Californians for Population Stabilization (CAPS) recently featured a cross-posted article which describes its latest television campaign: blaming immigrants for the lack of jobs available to returning military veterans, especially young African American men.
This article is hugely misleading for two reasons: CAPS as an organization would have to work very hard to demonstrate that it cares about African Americans at all, and a high unemployment rate among returning veterans is difficult to correlate with immigration.
CAPS is an anti-immigrant organization that often masquerades as an environmental advocate. CAPS has received funding from the Colcom Foundation, which has historically funded and promoted the work of the John Tanton Network (made up of white nationalists and xenophobic, bigoted anti-immigrant organizations). CAPS has also received funding from the pro-eugenics Pioneer Fund. These are not the kind of activists who commiserate with high unemployment rates among people of color.
It is downright laughable that CAPS would claim it is outraged on behalf of returning veterans based on the racial dynamics of unemployment. CAPS consistently attempts to drive a wedge into working class solidarity, and the organization is particularly devoted to pitting black and brown workers against one another.

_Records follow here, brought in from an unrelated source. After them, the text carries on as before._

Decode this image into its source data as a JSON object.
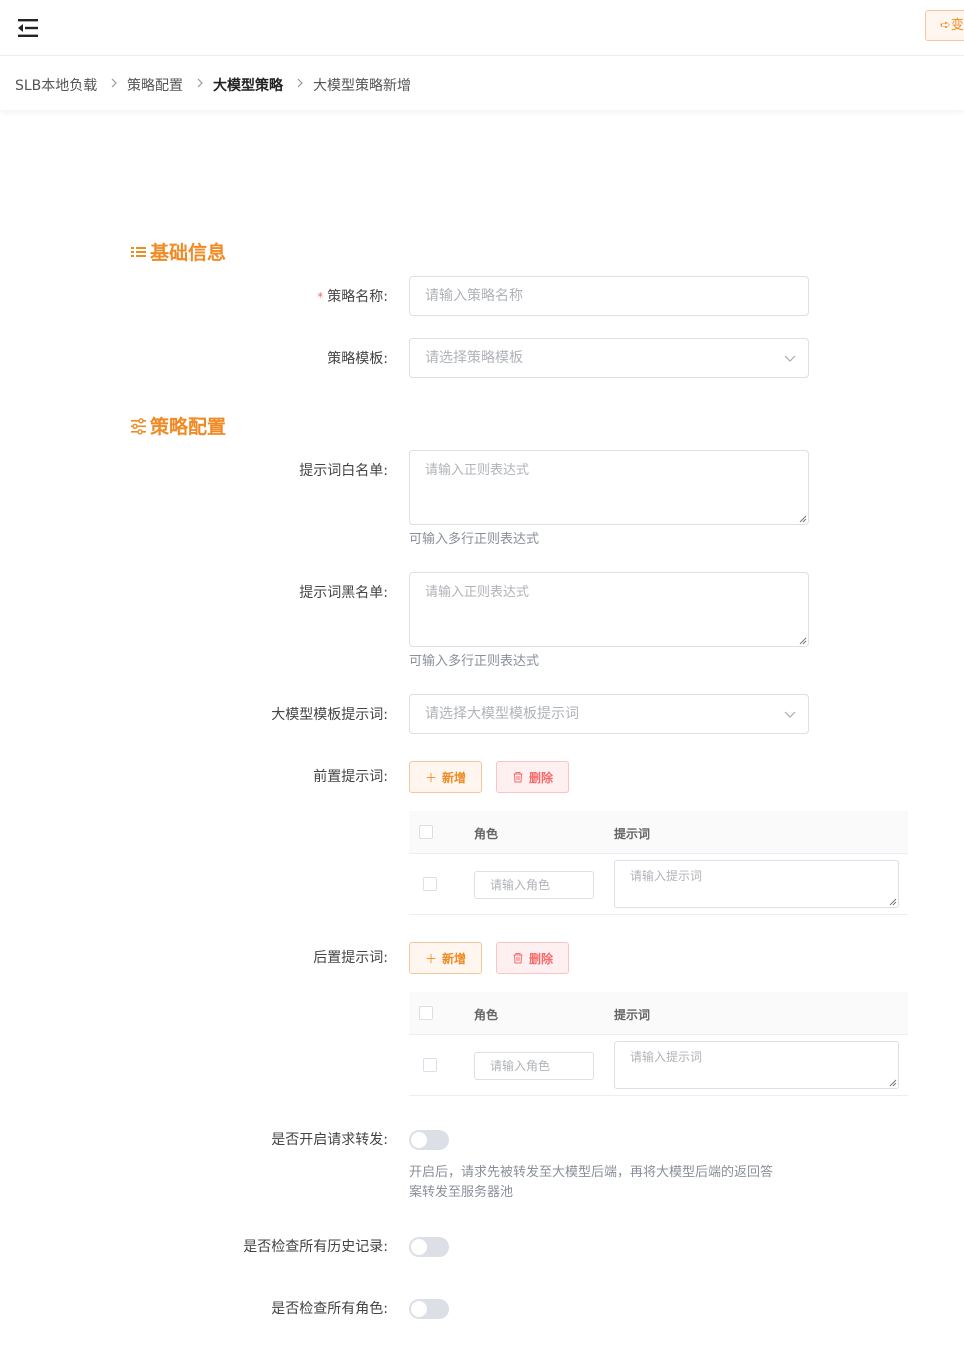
{
  "header": {
    "menu_icon": "menu-fold-icon",
    "action_label": "➪变"
  },
  "breadcrumb": [
    "SLB本地负载",
    "策略配置",
    "大模型策略",
    "大模型策略新增"
  ],
  "sections": {
    "basic": {
      "title": "基础信息",
      "icon": "list-icon"
    },
    "strategy": {
      "title": "策略配置",
      "icon": "sliders-icon"
    }
  },
  "form": {
    "name": {
      "required_mark": "*",
      "label": "策略名称:",
      "placeholder": "请输入策略名称"
    },
    "template": {
      "label": "策略模板:",
      "placeholder": "请选择策略模板"
    },
    "whitelist": {
      "label": "提示词白名单:",
      "placeholder": "请输入正则表达式",
      "hint": "可输入多行正则表达式"
    },
    "blacklist": {
      "label": "提示词黑名单:",
      "placeholder": "请输入正则表达式",
      "hint": "可输入多行正则表达式"
    },
    "llm_template": {
      "label": "大模型模板提示词:",
      "placeholder": "请选择大模型模板提示词"
    },
    "pre_prompt": {
      "label": "前置提示词:",
      "add_label": "新增",
      "delete_label": "删除",
      "col_role": "角色",
      "col_prompt": "提示词",
      "role_placeholder": "请输入角色",
      "prompt_placeholder": "请输入提示词"
    },
    "post_prompt": {
      "label": "后置提示词:",
      "add_label": "新增",
      "delete_label": "删除",
      "col_role": "角色",
      "col_prompt": "提示词",
      "role_placeholder": "请输入角色",
      "prompt_placeholder": "请输入提示词"
    },
    "forward": {
      "label": "是否开启请求转发:",
      "enabled": false,
      "hint_line1": "开启后，请求先被转发至大模型后端，再将大模型后端的返回答",
      "hint_line2": "案转发至服务器池"
    },
    "check_history": {
      "label": "是否检查所有历史记录:",
      "enabled": false
    },
    "check_roles": {
      "label": "是否检查所有角色:",
      "enabled": false
    }
  },
  "colors": {
    "accent": "#f08a24",
    "danger": "#f56c6c",
    "border": "#dcdfe6"
  }
}
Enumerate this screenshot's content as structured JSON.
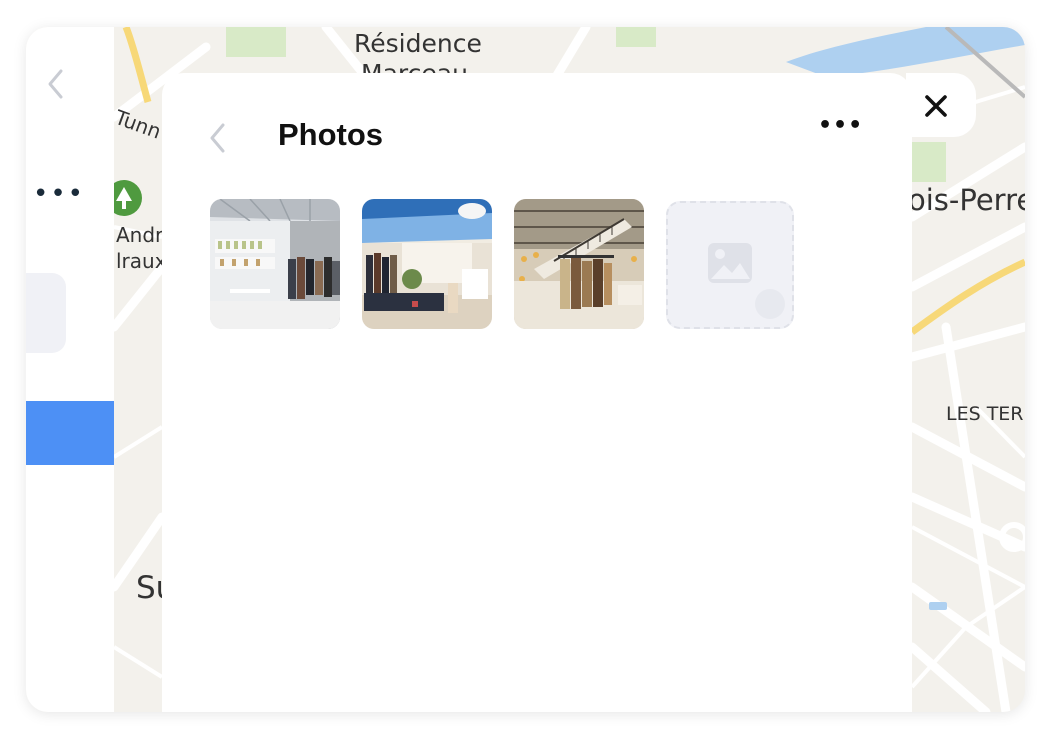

CAPS’s argument, that “illegal” immigrants to the United States are taking jobs away from returning African American veterans, is highly simplistic. It is essential to keep in mind the chaotic state of affairs facing all veterans when they return home, as well as the structural racism that African American citizens often encounter when searching for a job.
National Public Radio (NPR) has reported extensively on returning soldiers, and their stories show that the United States is ill-equipped to offer the requisite support that helps vets transition into civilian jobs.
The cause of high veteran unemployment lies not with immigrants but with the overall economic, medical and racial culture of the United States. That the president must try to tax-incentivize businesses to get them to hire veterans is indeed a symbol of problematic priorities. The demographic of veterans most effected by unemployment also hints at the racial dynamics at play in this country, and how those dynamics help determine who is considered employable and who is not.
Businesses’ hesitation to hire appears to be twofold. First there is a gap between civilian understanding of skills gained in the military and how they might be applied in a domestic work environment, along with an employer’s hesitation to hire vets recovering from physical and psycho/emotional wounds. The second issue is the simple lack of healthcare available to returning soldiers.
I would argue that it is this second issue, coupled with the structurally racist society we live in, which particularly prevents African American vets from gaining employment. Though CAPS will continue to try and pit people of color against one another, it is essential to expose its racist agenda.
A forty-percent unemployment rate does not demonstrate that immigrants are “stealing” jobs. Rather, it perfectly illustrates how militarism and war deem certain members of society disposable, and how easily those members are cast aside.